> _Description of the task_
From the listing, collect all lines containing the word "chevron".

+++

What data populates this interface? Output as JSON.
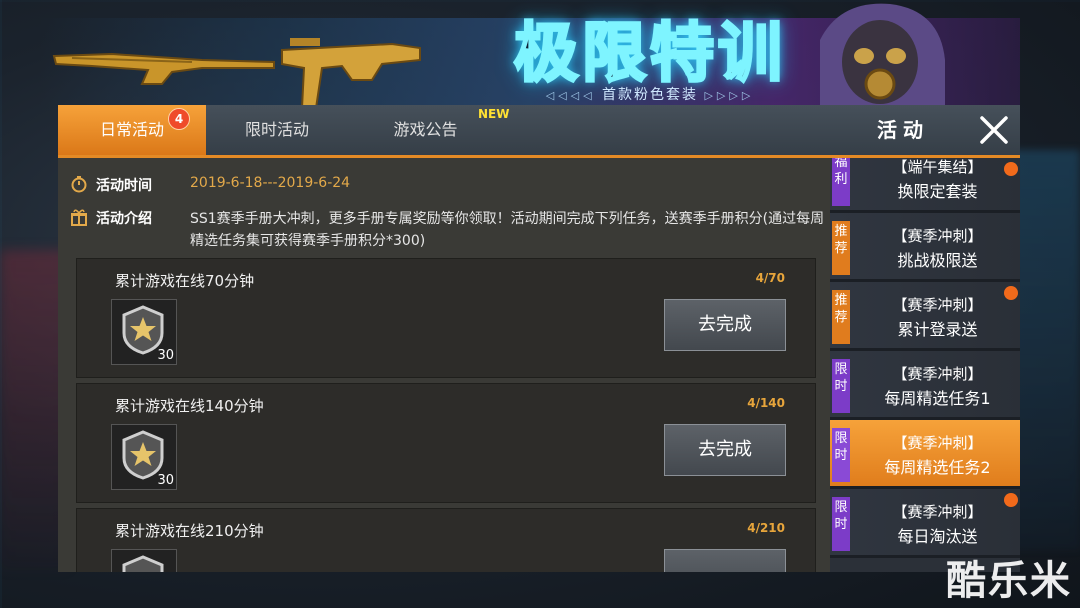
{
  "banner": {
    "title": "极限特训",
    "subtitle": "首款粉色套装",
    "arrows_left": "◁◁◁◁",
    "arrows_right": "▷▷▷▷"
  },
  "tabs": [
    {
      "label": "日常活动",
      "badge": "4",
      "active": true
    },
    {
      "label": "限时活动",
      "active": false
    },
    {
      "label": "游戏公告",
      "badge": "NEW",
      "active": false
    }
  ],
  "panel": {
    "title": "活动",
    "close_icon": "close-x-icon"
  },
  "info": {
    "time_label": "活动时间",
    "time_value": "2019-6-18---2019-6-24",
    "intro_label": "活动介绍",
    "intro_text": "SS1赛季手册大冲刺，更多手册专属奖励等你领取！活动期间完成下列任务，送赛季手册积分(通过每周精选任务集可获得赛季手册积分*300)"
  },
  "tasks": [
    {
      "title": "累计游戏在线70分钟",
      "progress": "4/70",
      "reward_qty": "30",
      "button": "去完成"
    },
    {
      "title": "累计游戏在线140分钟",
      "progress": "4/140",
      "reward_qty": "30",
      "button": "去完成"
    },
    {
      "title": "累计游戏在线210分钟",
      "progress": "4/210",
      "reward_qty": "",
      "button": ""
    }
  ],
  "side_list": [
    {
      "tag": "福利",
      "line1": "【端午集结】",
      "line2": "换限定套装",
      "dot": true,
      "active": false
    },
    {
      "tag": "推荐",
      "line1": "【赛季冲刺】",
      "line2": "挑战极限送",
      "dot": false,
      "active": false
    },
    {
      "tag": "推荐",
      "line1": "【赛季冲刺】",
      "line2": "累计登录送",
      "dot": true,
      "active": false
    },
    {
      "tag": "限时",
      "line1": "【赛季冲刺】",
      "line2": "每周精选任务1",
      "dot": false,
      "active": false
    },
    {
      "tag": "限时",
      "line1": "【赛季冲刺】",
      "line2": "每周精选任务2",
      "dot": false,
      "active": true
    },
    {
      "tag": "限时",
      "line1": "【赛季冲刺】",
      "line2": "每日淘汰送",
      "dot": true,
      "active": false
    }
  ],
  "watermark": "酷乐米",
  "colors": {
    "accent": "#e48a25",
    "highlight_text": "#e3a94a",
    "tag_purple": "#7c3cc8",
    "tag_orange": "#e07c1e"
  }
}
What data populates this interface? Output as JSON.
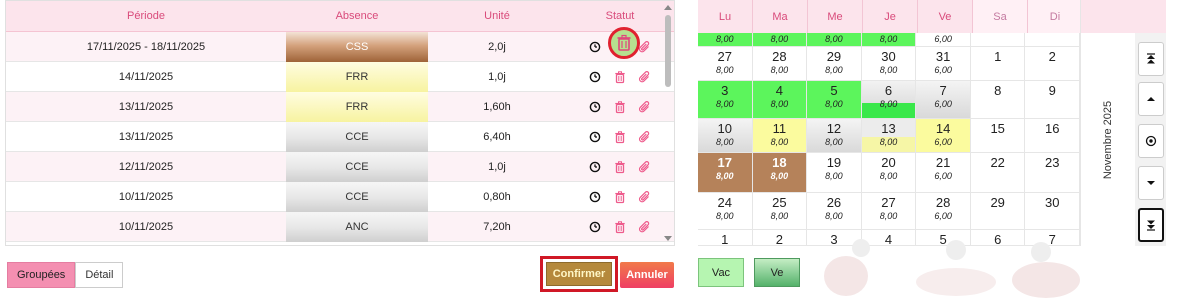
{
  "table": {
    "headers": {
      "periode": "Période",
      "absence": "Absence",
      "unite": "Unité",
      "statut": "Statut"
    },
    "rows": [
      {
        "periode": "17/11/2025 - 18/11/2025",
        "absence": "CSS",
        "unite": "2,0j",
        "kind": "css"
      },
      {
        "periode": "14/11/2025",
        "absence": "FRR",
        "unite": "1,0j",
        "kind": "frr"
      },
      {
        "periode": "13/11/2025",
        "absence": "FRR",
        "unite": "1,60h",
        "kind": "frr"
      },
      {
        "periode": "13/11/2025",
        "absence": "CCE",
        "unite": "6,40h",
        "kind": "cce"
      },
      {
        "periode": "12/11/2025",
        "absence": "CCE",
        "unite": "1,0j",
        "kind": "cce"
      },
      {
        "periode": "10/11/2025",
        "absence": "CCE",
        "unite": "0,80h",
        "kind": "cce"
      },
      {
        "periode": "10/11/2025",
        "absence": "ANC",
        "unite": "7,20h",
        "kind": "anc"
      }
    ]
  },
  "view_toggle": {
    "grouped": "Groupées",
    "detail": "Détail"
  },
  "actions": {
    "confirm": "Confirmer",
    "cancel": "Annuler"
  },
  "calendar": {
    "days": [
      "Lu",
      "Ma",
      "Me",
      "Je",
      "Ve",
      "Sa",
      "Di"
    ],
    "month_label": "Novembre 2025",
    "weeks": [
      [
        {
          "d": "",
          "h": "8,00",
          "c": "green"
        },
        {
          "d": "",
          "h": "8,00",
          "c": "green"
        },
        {
          "d": "",
          "h": "8,00",
          "c": "green"
        },
        {
          "d": "",
          "h": "8,00",
          "c": "green"
        },
        {
          "d": "",
          "h": "6,00",
          "c": "white"
        },
        {
          "d": "",
          "h": "",
          "c": "white"
        },
        {
          "d": "",
          "h": "",
          "c": "white"
        }
      ],
      [
        {
          "d": "27",
          "h": "8,00",
          "c": "white"
        },
        {
          "d": "28",
          "h": "8,00",
          "c": "white"
        },
        {
          "d": "29",
          "h": "8,00",
          "c": "white"
        },
        {
          "d": "30",
          "h": "8,00",
          "c": "white"
        },
        {
          "d": "31",
          "h": "6,00",
          "c": "white"
        },
        {
          "d": "1",
          "h": "",
          "c": "white"
        },
        {
          "d": "2",
          "h": "",
          "c": "white"
        }
      ],
      [
        {
          "d": "3",
          "h": "8,00",
          "c": "green"
        },
        {
          "d": "4",
          "h": "8,00",
          "c": "green"
        },
        {
          "d": "5",
          "h": "8,00",
          "c": "green"
        },
        {
          "d": "6",
          "h": "8,00",
          "c": "half"
        },
        {
          "d": "7",
          "h": "6,00",
          "c": "grey"
        },
        {
          "d": "8",
          "h": "",
          "c": "white"
        },
        {
          "d": "9",
          "h": "",
          "c": "white"
        }
      ],
      [
        {
          "d": "10",
          "h": "8,00",
          "c": "grey"
        },
        {
          "d": "11",
          "h": "8,00",
          "c": "yellow"
        },
        {
          "d": "12",
          "h": "8,00",
          "c": "grey"
        },
        {
          "d": "13",
          "h": "8,00",
          "c": "greyyellow"
        },
        {
          "d": "14",
          "h": "6,00",
          "c": "yellow"
        },
        {
          "d": "15",
          "h": "",
          "c": "white"
        },
        {
          "d": "16",
          "h": "",
          "c": "white"
        }
      ],
      [
        {
          "d": "17",
          "h": "8,00",
          "c": "brown"
        },
        {
          "d": "18",
          "h": "8,00",
          "c": "brown"
        },
        {
          "d": "19",
          "h": "8,00",
          "c": "white"
        },
        {
          "d": "20",
          "h": "8,00",
          "c": "white"
        },
        {
          "d": "21",
          "h": "6,00",
          "c": "white"
        },
        {
          "d": "22",
          "h": "",
          "c": "white"
        },
        {
          "d": "23",
          "h": "",
          "c": "white"
        }
      ],
      [
        {
          "d": "24",
          "h": "8,00",
          "c": "white"
        },
        {
          "d": "25",
          "h": "8,00",
          "c": "white"
        },
        {
          "d": "26",
          "h": "8,00",
          "c": "white"
        },
        {
          "d": "27",
          "h": "8,00",
          "c": "white"
        },
        {
          "d": "28",
          "h": "6,00",
          "c": "white"
        },
        {
          "d": "29",
          "h": "",
          "c": "white"
        },
        {
          "d": "30",
          "h": "",
          "c": "white"
        }
      ],
      [
        {
          "d": "1",
          "h": "",
          "c": "white"
        },
        {
          "d": "2",
          "h": "",
          "c": "white"
        },
        {
          "d": "3",
          "h": "",
          "c": "white"
        },
        {
          "d": "4",
          "h": "",
          "c": "white"
        },
        {
          "d": "5",
          "h": "",
          "c": "white"
        },
        {
          "d": "6",
          "h": "",
          "c": "white"
        },
        {
          "d": "7",
          "h": "",
          "c": "white"
        }
      ]
    ],
    "nav_icons": [
      "double-chevron-up-icon",
      "chevron-up-icon",
      "today-target-icon",
      "chevron-down-icon",
      "double-chevron-down-icon"
    ]
  },
  "legend": {
    "vac": "Vac",
    "ve": "Ve"
  },
  "colors": {
    "accent_pink": "#d94b7b",
    "header_pink": "#fce4ec",
    "highlight_red": "#e0212f",
    "confirm_bg": "#b5893c",
    "green_day": "#5cf55c",
    "brown_day": "#b5825a"
  }
}
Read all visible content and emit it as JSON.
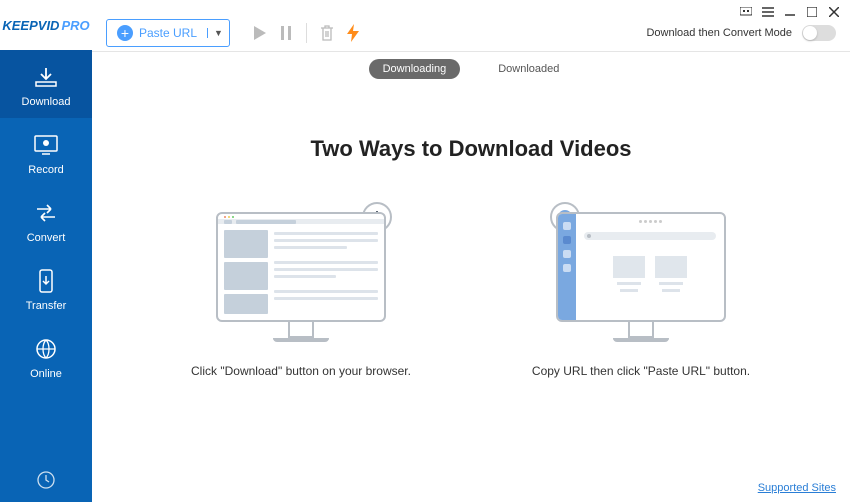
{
  "logo": {
    "part1": "KEEPVID",
    "part2": "PRO"
  },
  "sidebar": {
    "items": [
      {
        "label": "Download"
      },
      {
        "label": "Record"
      },
      {
        "label": "Convert"
      },
      {
        "label": "Transfer"
      },
      {
        "label": "Online"
      }
    ]
  },
  "toolbar": {
    "paste_label": "Paste URL",
    "convert_mode_label": "Download then Convert Mode"
  },
  "tabs": {
    "downloading": "Downloading",
    "downloaded": "Downloaded"
  },
  "content": {
    "headline": "Two Ways to Download Videos",
    "method1_caption": "Click \"Download\" button on your browser.",
    "method2_caption": "Copy URL then click \"Paste URL\" button."
  },
  "footer": {
    "supported_sites": "Supported Sites"
  }
}
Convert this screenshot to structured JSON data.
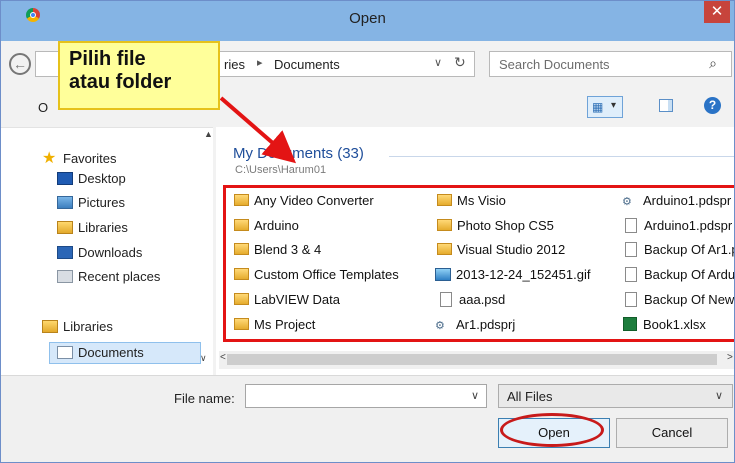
{
  "window": {
    "title": "Open",
    "close_glyph": "✕",
    "app_icon": "chrome-icon"
  },
  "nav": {
    "breadcrumb": [
      "ries",
      "Documents"
    ],
    "search_placeholder": "Search Documents"
  },
  "toolbar": {
    "organize_label": "O"
  },
  "sidebar": {
    "items": [
      {
        "label": "Favorites",
        "icon": "star-icon"
      },
      {
        "label": "Desktop",
        "icon": "desktop-icon"
      },
      {
        "label": "Pictures",
        "icon": "pictures-icon"
      },
      {
        "label": "Libraries",
        "icon": "libraries-icon"
      },
      {
        "label": "Downloads",
        "icon": "downloads-icon"
      },
      {
        "label": "Recent places",
        "icon": "recent-places-icon"
      },
      {
        "label": "Libraries",
        "icon": "libraries-icon"
      },
      {
        "label": "Documents",
        "icon": "documents-icon",
        "selected": true
      }
    ]
  },
  "files": {
    "group_title": "My Documents (33)",
    "group_path": "C:\\Users\\Harum01",
    "col1": [
      {
        "name": "Any Video Converter",
        "type": "folder"
      },
      {
        "name": "Arduino",
        "type": "folder"
      },
      {
        "name": "Blend 3 & 4",
        "type": "folder"
      },
      {
        "name": "Custom Office Templates",
        "type": "folder"
      },
      {
        "name": "LabVIEW Data",
        "type": "folder"
      },
      {
        "name": "Ms Project",
        "type": "folder"
      }
    ],
    "col2": [
      {
        "name": "Ms Visio",
        "type": "folder"
      },
      {
        "name": "Photo Shop CS5",
        "type": "folder"
      },
      {
        "name": "Visual Studio 2012",
        "type": "folder"
      },
      {
        "name": "2013-12-24_152451.gif",
        "type": "image"
      },
      {
        "name": "aaa.psd",
        "type": "document"
      },
      {
        "name": "Ar1.pdsprj",
        "type": "project"
      }
    ],
    "col3": [
      {
        "name": "Arduino1.pdspr",
        "type": "project"
      },
      {
        "name": "Arduino1.pdspr",
        "type": "document"
      },
      {
        "name": "Backup Of Ar1.p",
        "type": "document"
      },
      {
        "name": "Backup Of Ardu",
        "type": "document"
      },
      {
        "name": "Backup Of New",
        "type": "document"
      },
      {
        "name": "Book1.xlsx",
        "type": "excel"
      }
    ]
  },
  "bottom": {
    "file_name_label": "File name:",
    "file_name_value": "",
    "filter_value": "All Files",
    "open_label": "Open",
    "cancel_label": "Cancel"
  },
  "annotation": {
    "callout_line1": "Pilih file",
    "callout_line2": "atau folder",
    "highlight_color": "#e31414"
  }
}
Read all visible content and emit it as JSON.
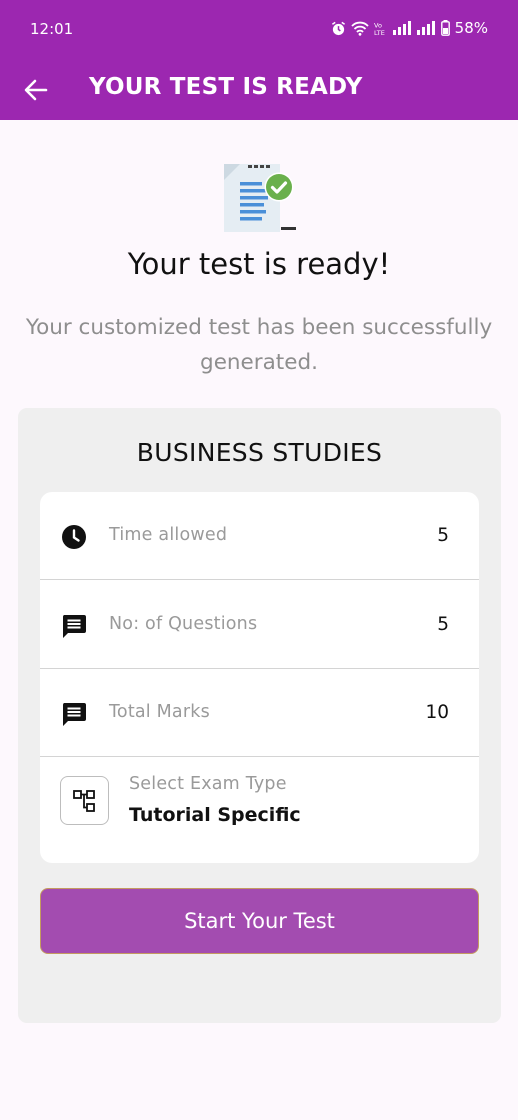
{
  "status_bar": {
    "time": "12:01",
    "battery": "58%"
  },
  "app_bar": {
    "title": "YOUR TEST IS READY"
  },
  "hero": {
    "headline": "Your test is ready!",
    "subheading": "Your customized test has been successfully generated."
  },
  "panel": {
    "subject": "BUSINESS STUDIES",
    "rows": [
      {
        "label": "Time allowed",
        "value": "5",
        "icon": "clock-icon"
      },
      {
        "label": "No: of Questions",
        "value": "5",
        "icon": "message-icon"
      },
      {
        "label": "Total Marks",
        "value": "10",
        "icon": "message-icon"
      }
    ],
    "exam_type": {
      "label": "Select Exam Type",
      "value": "Tutorial Specific",
      "icon": "hierarchy-icon"
    },
    "start_button": "Start Your Test"
  },
  "colors": {
    "brand": "#9c27b0",
    "button": "#a34cb0",
    "check": "#6ab04c"
  }
}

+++

> _Final answer_
      "double-chevron-up-icon",
      "chevron-up-icon",
      "chevron-down-icon",
      "double-chevron-down-icon"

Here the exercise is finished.